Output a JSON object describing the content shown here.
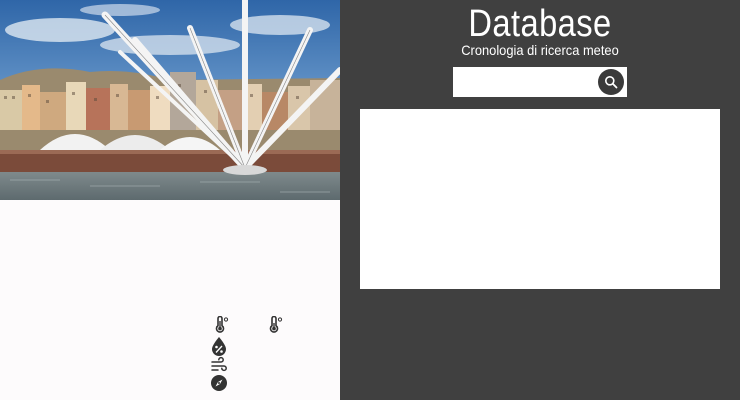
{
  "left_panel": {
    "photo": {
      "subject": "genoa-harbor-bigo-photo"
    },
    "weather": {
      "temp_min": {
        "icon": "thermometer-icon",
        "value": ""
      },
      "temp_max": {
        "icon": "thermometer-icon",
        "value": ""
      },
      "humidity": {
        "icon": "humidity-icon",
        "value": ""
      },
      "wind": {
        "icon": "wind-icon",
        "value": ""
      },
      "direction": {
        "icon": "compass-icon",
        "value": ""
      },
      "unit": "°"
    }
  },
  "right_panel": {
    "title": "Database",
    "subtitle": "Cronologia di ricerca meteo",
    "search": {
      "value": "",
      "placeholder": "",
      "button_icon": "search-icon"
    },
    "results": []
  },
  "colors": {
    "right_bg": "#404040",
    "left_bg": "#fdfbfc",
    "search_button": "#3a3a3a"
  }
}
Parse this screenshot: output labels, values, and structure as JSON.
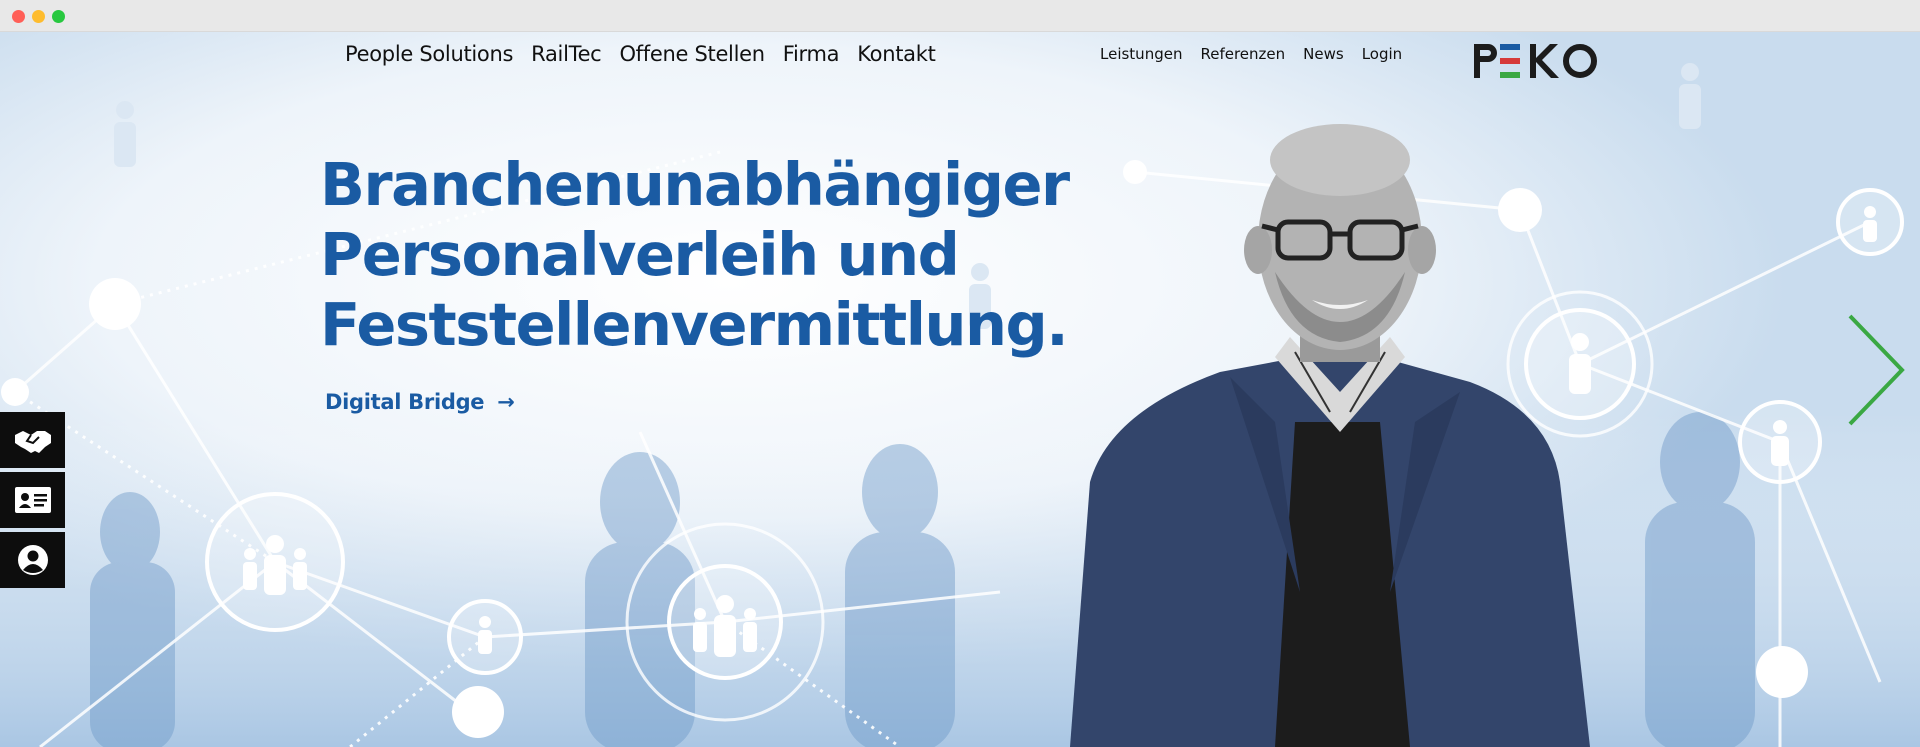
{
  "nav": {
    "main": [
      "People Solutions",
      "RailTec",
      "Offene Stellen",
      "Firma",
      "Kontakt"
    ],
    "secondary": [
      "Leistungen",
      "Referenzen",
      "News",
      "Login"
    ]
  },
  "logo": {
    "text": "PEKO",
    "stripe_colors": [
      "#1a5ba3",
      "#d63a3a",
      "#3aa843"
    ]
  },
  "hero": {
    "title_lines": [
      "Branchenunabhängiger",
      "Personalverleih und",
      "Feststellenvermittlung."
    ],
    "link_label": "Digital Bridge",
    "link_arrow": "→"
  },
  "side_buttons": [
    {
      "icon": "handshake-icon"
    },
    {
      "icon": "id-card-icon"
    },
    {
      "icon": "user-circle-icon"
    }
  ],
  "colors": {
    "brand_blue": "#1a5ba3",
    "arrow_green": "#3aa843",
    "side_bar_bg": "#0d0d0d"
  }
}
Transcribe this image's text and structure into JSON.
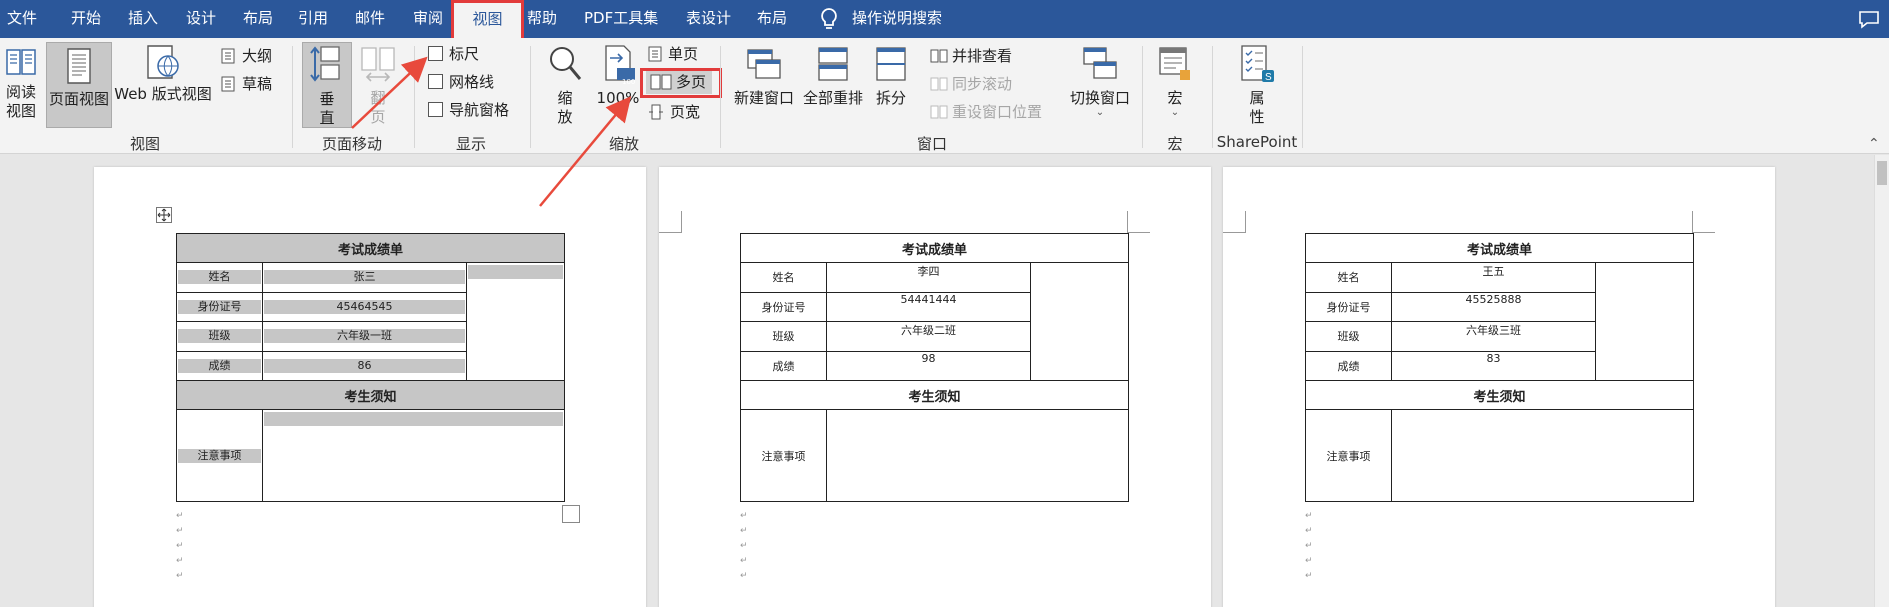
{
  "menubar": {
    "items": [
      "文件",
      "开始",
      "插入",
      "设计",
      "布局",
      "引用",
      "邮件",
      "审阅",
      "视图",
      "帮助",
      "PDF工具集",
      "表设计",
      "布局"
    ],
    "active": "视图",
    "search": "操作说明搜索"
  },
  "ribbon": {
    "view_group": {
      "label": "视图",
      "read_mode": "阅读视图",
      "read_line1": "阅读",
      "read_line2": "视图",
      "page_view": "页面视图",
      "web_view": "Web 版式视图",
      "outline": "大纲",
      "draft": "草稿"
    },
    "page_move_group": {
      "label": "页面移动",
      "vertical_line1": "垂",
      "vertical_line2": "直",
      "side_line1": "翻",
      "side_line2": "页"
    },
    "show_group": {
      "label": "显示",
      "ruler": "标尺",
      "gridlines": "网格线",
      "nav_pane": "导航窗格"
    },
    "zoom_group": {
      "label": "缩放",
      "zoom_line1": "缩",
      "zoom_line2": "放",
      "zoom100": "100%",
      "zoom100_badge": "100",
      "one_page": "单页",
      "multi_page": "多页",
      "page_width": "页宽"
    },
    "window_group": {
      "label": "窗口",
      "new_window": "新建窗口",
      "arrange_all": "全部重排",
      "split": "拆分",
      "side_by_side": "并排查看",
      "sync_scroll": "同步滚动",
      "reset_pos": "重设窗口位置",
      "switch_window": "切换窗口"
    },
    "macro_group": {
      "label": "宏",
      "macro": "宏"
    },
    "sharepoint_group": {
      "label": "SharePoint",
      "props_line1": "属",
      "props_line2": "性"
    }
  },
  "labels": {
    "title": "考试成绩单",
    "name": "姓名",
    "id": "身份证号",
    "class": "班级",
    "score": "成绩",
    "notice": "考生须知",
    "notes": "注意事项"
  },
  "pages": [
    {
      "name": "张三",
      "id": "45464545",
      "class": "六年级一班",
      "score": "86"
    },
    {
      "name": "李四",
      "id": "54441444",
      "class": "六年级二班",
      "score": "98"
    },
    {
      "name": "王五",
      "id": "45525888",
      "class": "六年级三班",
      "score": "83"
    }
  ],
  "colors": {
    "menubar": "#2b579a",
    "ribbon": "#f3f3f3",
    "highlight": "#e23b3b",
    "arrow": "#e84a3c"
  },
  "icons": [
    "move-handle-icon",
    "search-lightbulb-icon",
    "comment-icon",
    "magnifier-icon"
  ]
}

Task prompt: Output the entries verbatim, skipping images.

Finished task:
Output a JSON object describing the content shown here.
{
  "left_panel": {
    "photo": {
      "subject": "genoa-harbor-bigo-photo"
    },
    "weather": {
      "temp_min": {
        "icon": "thermometer-icon",
        "value": ""
      },
      "temp_max": {
        "icon": "thermometer-icon",
        "value": ""
      },
      "humidity": {
        "icon": "humidity-icon",
        "value": ""
      },
      "wind": {
        "icon": "wind-icon",
        "value": ""
      },
      "direction": {
        "icon": "compass-icon",
        "value": ""
      },
      "unit": "°"
    }
  },
  "right_panel": {
    "title": "Database",
    "subtitle": "Cronologia di ricerca meteo",
    "search": {
      "value": "",
      "placeholder": "",
      "button_icon": "search-icon"
    },
    "results": []
  },
  "colors": {
    "right_bg": "#404040",
    "left_bg": "#fdfbfc",
    "search_button": "#3a3a3a"
  }
}
Parse this screenshot: output labels, values, and structure as JSON.
{
  "nav": {
    "main": [
      "People Solutions",
      "RailTec",
      "Offene Stellen",
      "Firma",
      "Kontakt"
    ],
    "secondary": [
      "Leistungen",
      "Referenzen",
      "News",
      "Login"
    ]
  },
  "logo": {
    "text": "PEKO",
    "stripe_colors": [
      "#1a5ba3",
      "#d63a3a",
      "#3aa843"
    ]
  },
  "hero": {
    "title_lines": [
      "Branchenunabhängiger",
      "Personalverleih und",
      "Feststellenvermittlung."
    ],
    "link_label": "Digital Bridge",
    "link_arrow": "→"
  },
  "side_buttons": [
    {
      "icon": "handshake-icon"
    },
    {
      "icon": "id-card-icon"
    },
    {
      "icon": "user-circle-icon"
    }
  ],
  "colors": {
    "brand_blue": "#1a5ba3",
    "arrow_green": "#3aa843",
    "side_bar_bg": "#0d0d0d"
  }
}
Transcribe this image's text and structure into JSON.
{
  "menubar": {
    "items": [
      "文件",
      "开始",
      "插入",
      "设计",
      "布局",
      "引用",
      "邮件",
      "审阅",
      "视图",
      "帮助",
      "PDF工具集",
      "表设计",
      "布局"
    ],
    "active": "视图",
    "search": "操作说明搜索"
  },
  "ribbon": {
    "view_group": {
      "label": "视图",
      "read_mode": "阅读视图",
      "read_line1": "阅读",
      "read_line2": "视图",
      "page_view": "页面视图",
      "web_view": "Web 版式视图",
      "outline": "大纲",
      "draft": "草稿"
    },
    "page_move_group": {
      "label": "页面移动",
      "vertical_line1": "垂",
      "vertical_line2": "直",
      "side_line1": "翻",
      "side_line2": "页"
    },
    "show_group": {
      "label": "显示",
      "ruler": "标尺",
      "gridlines": "网格线",
      "nav_pane": "导航窗格"
    },
    "zoom_group": {
      "label": "缩放",
      "zoom_line1": "缩",
      "zoom_line2": "放",
      "zoom100": "100%",
      "zoom100_badge": "100",
      "one_page": "单页",
      "multi_page": "多页",
      "page_width": "页宽"
    },
    "window_group": {
      "label": "窗口",
      "new_window": "新建窗口",
      "arrange_all": "全部重排",
      "split": "拆分",
      "side_by_side": "并排查看",
      "sync_scroll": "同步滚动",
      "reset_pos": "重设窗口位置",
      "switch_window": "切换窗口"
    },
    "macro_group": {
      "label": "宏",
      "macro": "宏"
    },
    "sharepoint_group": {
      "label": "SharePoint",
      "props_line1": "属",
      "props_line2": "性"
    }
  },
  "labels": {
    "title": "考试成绩单",
    "name": "姓名",
    "id": "身份证号",
    "class": "班级",
    "score": "成绩",
    "notice": "考生须知",
    "notes": "注意事项"
  },
  "pages": [
    {
      "name": "张三",
      "id": "45464545",
      "class": "六年级一班",
      "score": "86"
    },
    {
      "name": "李四",
      "id": "54441444",
      "class": "六年级二班",
      "score": "98"
    },
    {
      "name": "王五",
      "id": "45525888",
      "class": "六年级三班",
      "score": "83"
    }
  ],
  "colors": {
    "menubar": "#2b579a",
    "ribbon": "#f3f3f3",
    "highlight": "#e23b3b",
    "arrow": "#e84a3c"
  },
  "icons": [
    "move-handle-icon",
    "search-lightbulb-icon",
    "comment-icon",
    "magnifier-icon"
  ]
}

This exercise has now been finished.